Exercise goal :: Scan the records below and copy every line that contains the string "title".
─── Given records
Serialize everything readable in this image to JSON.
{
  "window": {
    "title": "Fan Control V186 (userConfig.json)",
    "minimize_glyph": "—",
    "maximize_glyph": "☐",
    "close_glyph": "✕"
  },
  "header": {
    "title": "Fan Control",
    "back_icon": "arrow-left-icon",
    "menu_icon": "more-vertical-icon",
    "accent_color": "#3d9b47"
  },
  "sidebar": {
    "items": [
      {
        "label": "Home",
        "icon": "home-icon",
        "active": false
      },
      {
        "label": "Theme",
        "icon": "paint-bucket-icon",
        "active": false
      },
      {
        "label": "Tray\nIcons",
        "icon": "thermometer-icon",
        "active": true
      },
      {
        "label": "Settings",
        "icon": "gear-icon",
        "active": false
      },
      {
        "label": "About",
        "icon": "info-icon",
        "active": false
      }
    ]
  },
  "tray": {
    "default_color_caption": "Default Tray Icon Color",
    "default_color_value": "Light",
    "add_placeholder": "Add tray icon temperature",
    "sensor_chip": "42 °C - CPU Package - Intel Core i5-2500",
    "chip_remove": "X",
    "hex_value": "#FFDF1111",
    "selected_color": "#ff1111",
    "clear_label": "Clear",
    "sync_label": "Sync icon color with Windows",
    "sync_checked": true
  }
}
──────
Completed task ::
    "title": "Fan Control V186 (userConfig.json)",
    "title": "Fan Control",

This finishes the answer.